** Opening Records supplied block **

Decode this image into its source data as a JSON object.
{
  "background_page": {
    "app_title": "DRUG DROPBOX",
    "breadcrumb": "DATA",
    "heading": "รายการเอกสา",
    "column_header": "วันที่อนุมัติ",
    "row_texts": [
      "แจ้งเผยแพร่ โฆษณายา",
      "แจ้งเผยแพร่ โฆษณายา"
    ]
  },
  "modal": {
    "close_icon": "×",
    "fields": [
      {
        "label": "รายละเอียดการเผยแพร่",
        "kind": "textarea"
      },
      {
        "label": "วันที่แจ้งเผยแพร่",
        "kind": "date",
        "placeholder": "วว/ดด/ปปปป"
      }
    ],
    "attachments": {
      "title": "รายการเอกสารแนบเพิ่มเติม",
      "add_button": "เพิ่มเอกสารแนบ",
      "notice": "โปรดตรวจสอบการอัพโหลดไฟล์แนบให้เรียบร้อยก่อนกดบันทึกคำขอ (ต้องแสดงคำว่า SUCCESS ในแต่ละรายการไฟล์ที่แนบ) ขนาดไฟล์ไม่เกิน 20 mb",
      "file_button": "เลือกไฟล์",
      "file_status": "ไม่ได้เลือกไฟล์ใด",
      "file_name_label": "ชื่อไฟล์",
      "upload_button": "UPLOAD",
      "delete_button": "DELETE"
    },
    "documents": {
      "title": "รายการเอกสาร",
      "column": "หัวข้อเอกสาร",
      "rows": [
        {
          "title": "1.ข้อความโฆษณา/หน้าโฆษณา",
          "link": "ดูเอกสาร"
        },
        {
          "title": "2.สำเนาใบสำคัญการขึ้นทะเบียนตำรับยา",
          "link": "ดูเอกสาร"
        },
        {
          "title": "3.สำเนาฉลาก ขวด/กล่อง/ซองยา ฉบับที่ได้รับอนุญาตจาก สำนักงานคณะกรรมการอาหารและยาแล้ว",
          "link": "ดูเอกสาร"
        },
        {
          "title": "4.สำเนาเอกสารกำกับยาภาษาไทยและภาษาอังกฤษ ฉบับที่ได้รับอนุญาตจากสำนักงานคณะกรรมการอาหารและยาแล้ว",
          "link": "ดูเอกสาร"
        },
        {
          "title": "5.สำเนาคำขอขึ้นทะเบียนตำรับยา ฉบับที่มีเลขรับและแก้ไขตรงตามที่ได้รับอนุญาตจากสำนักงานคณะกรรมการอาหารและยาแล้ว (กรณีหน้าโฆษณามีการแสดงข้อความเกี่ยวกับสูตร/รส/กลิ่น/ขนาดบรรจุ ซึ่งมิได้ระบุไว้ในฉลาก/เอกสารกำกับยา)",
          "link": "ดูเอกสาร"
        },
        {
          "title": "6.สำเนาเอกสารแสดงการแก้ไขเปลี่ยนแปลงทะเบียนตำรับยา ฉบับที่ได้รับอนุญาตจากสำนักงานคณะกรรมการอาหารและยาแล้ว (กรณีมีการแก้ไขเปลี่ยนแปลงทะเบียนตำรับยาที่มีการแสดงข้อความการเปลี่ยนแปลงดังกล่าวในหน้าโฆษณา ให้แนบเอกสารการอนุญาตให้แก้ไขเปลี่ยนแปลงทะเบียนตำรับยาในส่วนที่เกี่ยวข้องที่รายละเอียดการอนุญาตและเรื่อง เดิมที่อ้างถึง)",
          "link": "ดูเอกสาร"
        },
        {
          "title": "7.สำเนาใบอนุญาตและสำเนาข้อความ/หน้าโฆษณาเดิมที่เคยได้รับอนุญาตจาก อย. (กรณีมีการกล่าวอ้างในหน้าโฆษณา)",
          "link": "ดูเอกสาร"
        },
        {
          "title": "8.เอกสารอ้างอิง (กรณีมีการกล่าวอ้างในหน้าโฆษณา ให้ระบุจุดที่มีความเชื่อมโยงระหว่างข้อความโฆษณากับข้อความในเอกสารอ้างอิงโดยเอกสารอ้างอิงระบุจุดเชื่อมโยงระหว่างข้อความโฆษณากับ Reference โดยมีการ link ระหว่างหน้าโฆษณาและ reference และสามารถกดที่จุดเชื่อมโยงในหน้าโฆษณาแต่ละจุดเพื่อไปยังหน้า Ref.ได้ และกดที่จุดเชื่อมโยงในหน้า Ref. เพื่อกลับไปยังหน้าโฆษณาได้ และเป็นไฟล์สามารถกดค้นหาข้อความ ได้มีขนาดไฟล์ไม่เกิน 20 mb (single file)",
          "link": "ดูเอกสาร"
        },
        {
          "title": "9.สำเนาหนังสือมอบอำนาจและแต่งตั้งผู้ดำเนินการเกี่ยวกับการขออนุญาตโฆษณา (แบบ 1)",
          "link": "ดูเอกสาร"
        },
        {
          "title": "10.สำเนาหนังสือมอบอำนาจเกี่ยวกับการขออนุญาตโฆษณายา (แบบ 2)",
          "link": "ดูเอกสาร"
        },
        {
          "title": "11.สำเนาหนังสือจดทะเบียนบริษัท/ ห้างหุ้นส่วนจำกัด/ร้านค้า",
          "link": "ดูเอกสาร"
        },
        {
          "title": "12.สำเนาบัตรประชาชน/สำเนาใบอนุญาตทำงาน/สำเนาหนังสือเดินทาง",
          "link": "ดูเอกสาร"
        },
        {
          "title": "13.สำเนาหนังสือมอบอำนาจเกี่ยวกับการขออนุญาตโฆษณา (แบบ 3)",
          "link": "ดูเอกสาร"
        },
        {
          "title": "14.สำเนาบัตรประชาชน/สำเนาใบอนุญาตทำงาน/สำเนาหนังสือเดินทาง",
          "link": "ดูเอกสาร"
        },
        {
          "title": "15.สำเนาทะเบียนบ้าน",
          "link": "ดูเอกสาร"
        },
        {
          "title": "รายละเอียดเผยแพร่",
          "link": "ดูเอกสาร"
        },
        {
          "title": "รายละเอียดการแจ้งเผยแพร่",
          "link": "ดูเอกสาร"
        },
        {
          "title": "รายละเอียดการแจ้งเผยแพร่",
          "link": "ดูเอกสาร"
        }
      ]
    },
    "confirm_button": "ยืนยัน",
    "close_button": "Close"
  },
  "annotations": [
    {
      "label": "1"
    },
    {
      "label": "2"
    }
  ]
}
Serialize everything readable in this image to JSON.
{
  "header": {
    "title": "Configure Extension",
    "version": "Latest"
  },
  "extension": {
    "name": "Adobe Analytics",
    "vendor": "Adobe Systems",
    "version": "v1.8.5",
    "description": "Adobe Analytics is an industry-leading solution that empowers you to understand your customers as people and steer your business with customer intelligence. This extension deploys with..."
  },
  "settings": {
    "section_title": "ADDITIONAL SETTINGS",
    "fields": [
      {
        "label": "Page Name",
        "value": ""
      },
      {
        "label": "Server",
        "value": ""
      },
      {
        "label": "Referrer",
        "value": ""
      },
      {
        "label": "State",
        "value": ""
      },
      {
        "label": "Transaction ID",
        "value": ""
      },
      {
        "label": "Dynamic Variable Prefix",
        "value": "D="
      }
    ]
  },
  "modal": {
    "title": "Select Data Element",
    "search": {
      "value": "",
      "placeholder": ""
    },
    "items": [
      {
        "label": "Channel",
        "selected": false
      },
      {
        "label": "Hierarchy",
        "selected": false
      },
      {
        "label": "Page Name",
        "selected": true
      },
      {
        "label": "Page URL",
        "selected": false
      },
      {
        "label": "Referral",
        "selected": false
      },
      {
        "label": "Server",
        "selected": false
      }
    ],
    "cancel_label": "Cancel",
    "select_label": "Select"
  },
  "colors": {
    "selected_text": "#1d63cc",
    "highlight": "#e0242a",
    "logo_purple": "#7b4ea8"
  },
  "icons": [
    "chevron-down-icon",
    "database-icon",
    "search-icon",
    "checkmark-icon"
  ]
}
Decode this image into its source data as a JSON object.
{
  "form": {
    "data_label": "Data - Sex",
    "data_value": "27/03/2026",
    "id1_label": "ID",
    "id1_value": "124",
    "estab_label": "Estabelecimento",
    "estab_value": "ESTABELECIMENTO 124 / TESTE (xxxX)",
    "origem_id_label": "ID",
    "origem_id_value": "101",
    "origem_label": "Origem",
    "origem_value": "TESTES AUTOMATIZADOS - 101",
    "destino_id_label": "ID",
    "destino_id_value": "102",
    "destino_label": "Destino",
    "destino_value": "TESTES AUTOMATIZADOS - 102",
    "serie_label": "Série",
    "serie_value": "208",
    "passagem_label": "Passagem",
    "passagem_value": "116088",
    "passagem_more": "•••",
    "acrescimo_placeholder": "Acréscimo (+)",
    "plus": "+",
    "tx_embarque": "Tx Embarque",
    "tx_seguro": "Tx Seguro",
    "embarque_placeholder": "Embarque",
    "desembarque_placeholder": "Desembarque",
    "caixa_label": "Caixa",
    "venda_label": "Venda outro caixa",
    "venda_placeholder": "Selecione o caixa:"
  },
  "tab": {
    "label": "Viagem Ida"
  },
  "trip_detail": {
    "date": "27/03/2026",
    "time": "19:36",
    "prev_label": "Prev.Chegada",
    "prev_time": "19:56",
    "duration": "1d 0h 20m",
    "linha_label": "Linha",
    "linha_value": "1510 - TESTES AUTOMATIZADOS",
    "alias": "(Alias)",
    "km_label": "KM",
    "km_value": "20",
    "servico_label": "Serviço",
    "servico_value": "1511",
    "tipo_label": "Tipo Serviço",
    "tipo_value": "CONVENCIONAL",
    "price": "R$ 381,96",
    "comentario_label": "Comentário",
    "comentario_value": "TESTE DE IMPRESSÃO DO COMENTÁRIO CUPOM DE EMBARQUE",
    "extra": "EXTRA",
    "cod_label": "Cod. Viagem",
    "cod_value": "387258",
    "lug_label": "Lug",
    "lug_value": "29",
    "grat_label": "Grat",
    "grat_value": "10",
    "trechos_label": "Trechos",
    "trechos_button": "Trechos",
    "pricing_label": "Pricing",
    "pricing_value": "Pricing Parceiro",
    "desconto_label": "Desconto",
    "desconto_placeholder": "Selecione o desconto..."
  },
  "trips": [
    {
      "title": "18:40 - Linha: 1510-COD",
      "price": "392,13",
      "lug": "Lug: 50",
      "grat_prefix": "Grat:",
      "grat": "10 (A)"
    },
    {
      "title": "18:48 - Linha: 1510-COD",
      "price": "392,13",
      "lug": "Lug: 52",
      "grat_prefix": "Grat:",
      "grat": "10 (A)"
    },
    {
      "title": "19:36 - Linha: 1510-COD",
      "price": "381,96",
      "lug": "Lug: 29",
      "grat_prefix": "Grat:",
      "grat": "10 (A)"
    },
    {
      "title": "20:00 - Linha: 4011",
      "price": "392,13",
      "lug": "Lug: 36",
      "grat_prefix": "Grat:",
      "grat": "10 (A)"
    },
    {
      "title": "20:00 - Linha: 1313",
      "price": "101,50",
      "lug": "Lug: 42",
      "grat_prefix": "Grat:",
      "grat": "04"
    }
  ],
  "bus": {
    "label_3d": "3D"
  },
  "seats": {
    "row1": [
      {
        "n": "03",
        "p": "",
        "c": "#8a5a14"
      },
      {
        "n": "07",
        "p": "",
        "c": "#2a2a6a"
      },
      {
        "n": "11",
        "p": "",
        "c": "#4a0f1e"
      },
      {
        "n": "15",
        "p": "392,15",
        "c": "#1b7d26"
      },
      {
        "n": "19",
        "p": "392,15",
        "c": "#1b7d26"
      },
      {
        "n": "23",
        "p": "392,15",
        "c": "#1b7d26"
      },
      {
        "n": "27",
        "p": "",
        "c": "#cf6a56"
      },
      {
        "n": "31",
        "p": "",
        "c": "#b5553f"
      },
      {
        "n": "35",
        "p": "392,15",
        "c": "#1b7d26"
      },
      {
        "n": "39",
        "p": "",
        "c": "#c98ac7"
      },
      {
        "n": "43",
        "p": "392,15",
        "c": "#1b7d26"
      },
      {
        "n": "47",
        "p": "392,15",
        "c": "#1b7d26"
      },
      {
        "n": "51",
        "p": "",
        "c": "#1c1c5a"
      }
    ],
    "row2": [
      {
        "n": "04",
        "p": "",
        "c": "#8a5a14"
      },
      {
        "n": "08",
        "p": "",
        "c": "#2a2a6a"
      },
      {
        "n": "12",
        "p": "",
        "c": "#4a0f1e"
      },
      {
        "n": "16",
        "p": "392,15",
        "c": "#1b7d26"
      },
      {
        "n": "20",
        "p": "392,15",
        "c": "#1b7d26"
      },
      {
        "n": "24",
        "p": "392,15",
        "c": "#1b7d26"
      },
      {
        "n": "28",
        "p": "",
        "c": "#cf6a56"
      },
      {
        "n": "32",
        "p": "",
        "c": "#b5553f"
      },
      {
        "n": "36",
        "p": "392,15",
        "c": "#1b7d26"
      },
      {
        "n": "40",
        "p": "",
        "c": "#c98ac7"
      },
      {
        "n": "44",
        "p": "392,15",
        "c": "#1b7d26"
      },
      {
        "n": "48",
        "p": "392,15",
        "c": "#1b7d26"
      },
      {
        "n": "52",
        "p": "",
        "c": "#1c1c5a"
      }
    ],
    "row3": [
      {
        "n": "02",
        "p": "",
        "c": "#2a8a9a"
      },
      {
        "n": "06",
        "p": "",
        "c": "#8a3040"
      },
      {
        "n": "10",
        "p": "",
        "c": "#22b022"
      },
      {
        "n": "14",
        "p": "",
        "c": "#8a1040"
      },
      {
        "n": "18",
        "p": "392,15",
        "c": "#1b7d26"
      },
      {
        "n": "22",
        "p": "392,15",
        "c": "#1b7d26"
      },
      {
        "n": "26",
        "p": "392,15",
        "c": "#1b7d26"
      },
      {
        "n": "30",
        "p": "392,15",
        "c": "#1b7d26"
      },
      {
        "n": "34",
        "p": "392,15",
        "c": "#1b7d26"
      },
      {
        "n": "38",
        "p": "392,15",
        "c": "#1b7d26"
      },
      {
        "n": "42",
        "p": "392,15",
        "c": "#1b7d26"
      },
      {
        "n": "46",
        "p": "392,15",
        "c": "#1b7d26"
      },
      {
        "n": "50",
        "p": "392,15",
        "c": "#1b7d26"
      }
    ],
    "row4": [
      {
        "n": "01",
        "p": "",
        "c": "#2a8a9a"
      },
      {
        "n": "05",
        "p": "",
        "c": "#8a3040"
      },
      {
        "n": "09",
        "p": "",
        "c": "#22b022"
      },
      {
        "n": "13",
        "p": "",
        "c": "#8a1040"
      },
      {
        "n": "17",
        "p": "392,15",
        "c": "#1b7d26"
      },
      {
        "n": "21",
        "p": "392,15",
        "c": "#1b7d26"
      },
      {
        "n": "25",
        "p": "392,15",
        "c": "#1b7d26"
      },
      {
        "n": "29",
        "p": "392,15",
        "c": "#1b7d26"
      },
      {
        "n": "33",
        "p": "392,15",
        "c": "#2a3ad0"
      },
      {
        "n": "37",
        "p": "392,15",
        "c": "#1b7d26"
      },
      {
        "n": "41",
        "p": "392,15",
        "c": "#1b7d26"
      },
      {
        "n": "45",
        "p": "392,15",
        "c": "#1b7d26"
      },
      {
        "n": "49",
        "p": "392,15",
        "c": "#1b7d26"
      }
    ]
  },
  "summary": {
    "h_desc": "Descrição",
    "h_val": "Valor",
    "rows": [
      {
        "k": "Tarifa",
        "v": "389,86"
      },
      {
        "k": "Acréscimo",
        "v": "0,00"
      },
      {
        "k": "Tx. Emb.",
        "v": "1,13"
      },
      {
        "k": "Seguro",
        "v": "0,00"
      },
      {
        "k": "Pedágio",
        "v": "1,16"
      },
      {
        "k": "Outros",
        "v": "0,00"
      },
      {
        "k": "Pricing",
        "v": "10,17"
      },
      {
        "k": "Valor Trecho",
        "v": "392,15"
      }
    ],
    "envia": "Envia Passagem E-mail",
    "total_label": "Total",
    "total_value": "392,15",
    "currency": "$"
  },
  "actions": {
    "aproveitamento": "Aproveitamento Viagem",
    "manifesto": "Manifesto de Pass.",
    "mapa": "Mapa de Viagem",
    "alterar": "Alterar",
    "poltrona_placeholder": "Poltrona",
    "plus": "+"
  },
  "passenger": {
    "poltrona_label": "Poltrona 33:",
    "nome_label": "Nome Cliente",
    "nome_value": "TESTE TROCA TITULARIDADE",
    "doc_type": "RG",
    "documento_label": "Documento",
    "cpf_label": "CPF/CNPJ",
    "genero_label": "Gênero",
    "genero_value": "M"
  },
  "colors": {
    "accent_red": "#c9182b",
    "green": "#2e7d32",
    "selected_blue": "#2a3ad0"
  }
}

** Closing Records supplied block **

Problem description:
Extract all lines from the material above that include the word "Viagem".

Answer below:
    "label": "Viagem Ida"
    "cod_label": "Cod. Viagem",
    "aproveitamento": "Aproveitamento Viagem",
    "mapa": "Mapa de Viagem",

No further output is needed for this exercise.